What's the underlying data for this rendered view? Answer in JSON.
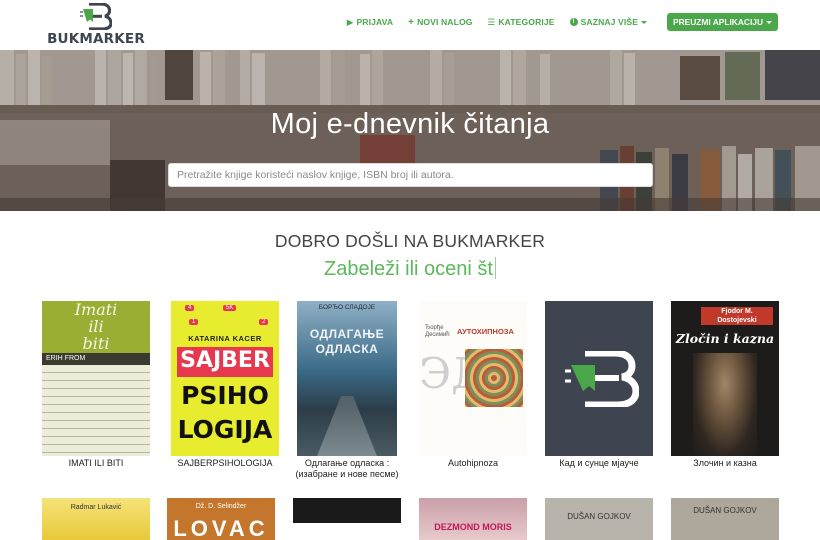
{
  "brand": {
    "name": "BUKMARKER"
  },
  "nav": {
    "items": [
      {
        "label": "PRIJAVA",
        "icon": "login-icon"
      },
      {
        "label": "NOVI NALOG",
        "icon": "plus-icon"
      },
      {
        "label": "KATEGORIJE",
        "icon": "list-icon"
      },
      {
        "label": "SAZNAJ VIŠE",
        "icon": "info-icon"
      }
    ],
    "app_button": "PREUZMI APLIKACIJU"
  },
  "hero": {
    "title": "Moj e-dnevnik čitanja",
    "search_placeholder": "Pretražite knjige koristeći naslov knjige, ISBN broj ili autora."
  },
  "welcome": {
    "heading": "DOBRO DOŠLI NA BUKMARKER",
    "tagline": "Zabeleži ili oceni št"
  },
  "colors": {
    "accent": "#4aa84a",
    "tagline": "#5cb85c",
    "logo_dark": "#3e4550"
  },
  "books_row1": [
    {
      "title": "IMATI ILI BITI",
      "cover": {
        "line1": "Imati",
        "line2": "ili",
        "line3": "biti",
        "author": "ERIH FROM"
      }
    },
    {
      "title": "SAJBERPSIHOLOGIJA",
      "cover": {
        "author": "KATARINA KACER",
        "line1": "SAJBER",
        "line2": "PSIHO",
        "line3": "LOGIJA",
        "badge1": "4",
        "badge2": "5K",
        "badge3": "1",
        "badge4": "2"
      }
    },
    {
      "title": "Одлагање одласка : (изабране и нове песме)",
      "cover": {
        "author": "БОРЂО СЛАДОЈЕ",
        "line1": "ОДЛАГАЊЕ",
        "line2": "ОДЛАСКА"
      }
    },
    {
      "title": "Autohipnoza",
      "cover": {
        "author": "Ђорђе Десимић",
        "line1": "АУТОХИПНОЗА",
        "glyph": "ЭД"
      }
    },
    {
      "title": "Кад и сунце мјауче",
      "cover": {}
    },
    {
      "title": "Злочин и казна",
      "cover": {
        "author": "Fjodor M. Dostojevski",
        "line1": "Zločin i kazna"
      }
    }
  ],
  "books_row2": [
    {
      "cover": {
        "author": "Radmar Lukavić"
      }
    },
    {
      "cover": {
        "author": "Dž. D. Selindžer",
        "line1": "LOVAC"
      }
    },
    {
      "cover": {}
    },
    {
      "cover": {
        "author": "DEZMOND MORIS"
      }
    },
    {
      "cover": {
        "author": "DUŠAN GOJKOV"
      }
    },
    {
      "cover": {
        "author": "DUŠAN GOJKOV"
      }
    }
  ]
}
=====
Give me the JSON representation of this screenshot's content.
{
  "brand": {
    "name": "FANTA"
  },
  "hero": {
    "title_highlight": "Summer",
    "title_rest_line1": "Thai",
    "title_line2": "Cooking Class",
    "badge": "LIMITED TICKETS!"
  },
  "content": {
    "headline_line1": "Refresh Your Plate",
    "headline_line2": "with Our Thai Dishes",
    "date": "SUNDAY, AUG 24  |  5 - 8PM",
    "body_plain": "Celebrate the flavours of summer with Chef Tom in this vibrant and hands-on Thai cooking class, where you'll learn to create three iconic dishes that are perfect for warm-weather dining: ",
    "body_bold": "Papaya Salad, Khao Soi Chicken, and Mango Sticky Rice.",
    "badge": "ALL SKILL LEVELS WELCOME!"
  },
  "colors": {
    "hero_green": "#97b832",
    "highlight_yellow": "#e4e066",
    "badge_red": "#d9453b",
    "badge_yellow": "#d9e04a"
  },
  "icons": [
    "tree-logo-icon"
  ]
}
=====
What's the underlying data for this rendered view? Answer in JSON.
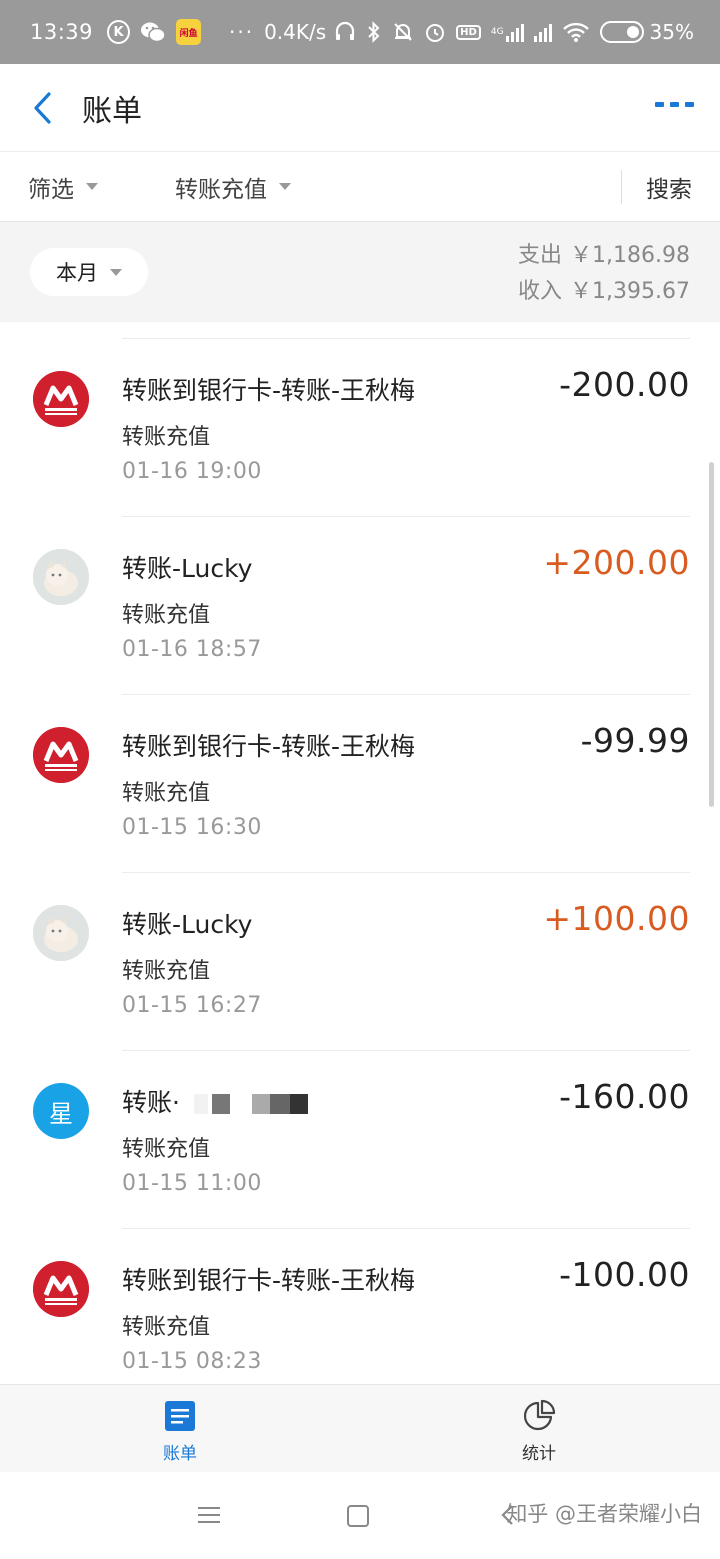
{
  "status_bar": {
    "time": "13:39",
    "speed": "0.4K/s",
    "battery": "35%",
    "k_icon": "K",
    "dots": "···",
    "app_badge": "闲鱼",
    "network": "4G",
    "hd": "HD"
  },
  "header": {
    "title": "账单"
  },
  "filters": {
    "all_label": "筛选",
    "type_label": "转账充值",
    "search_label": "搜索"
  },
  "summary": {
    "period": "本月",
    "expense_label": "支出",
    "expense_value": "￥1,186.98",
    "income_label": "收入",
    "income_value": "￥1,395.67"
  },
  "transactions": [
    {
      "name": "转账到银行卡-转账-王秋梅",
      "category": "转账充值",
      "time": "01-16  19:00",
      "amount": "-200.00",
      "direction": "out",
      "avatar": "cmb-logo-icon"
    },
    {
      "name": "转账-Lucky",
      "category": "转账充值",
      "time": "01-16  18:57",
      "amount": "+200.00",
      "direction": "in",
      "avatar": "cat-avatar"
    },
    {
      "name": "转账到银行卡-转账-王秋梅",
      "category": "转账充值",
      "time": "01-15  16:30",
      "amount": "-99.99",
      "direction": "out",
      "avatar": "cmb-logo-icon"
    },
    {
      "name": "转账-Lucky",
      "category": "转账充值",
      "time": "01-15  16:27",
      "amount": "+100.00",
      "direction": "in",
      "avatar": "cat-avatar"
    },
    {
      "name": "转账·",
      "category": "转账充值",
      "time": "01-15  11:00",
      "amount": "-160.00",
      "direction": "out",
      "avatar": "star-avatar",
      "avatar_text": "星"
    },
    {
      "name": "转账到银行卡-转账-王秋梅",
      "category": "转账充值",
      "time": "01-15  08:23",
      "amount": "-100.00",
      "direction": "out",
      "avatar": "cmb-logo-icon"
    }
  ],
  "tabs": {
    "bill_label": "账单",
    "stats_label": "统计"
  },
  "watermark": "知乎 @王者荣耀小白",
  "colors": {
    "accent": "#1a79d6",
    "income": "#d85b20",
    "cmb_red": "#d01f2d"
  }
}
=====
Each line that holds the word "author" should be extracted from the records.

TASK SOLUTION:
        "author": "ERIH FROM"
        "author": "KATARINA KACER",
        "author": "БОРЂО СЛАДОЈЕ",
        "author": "Ђорђе Десимић",
        "author": "Fjodor M. Dostojevski",
        "author": "Radmar Lukavić"
        "author": "Dž. D. Selindžer",
        "author": "DEZMOND MORIS"
        "author": "DUŠAN GOJKOV"
        "author": "DUŠAN GOJKOV"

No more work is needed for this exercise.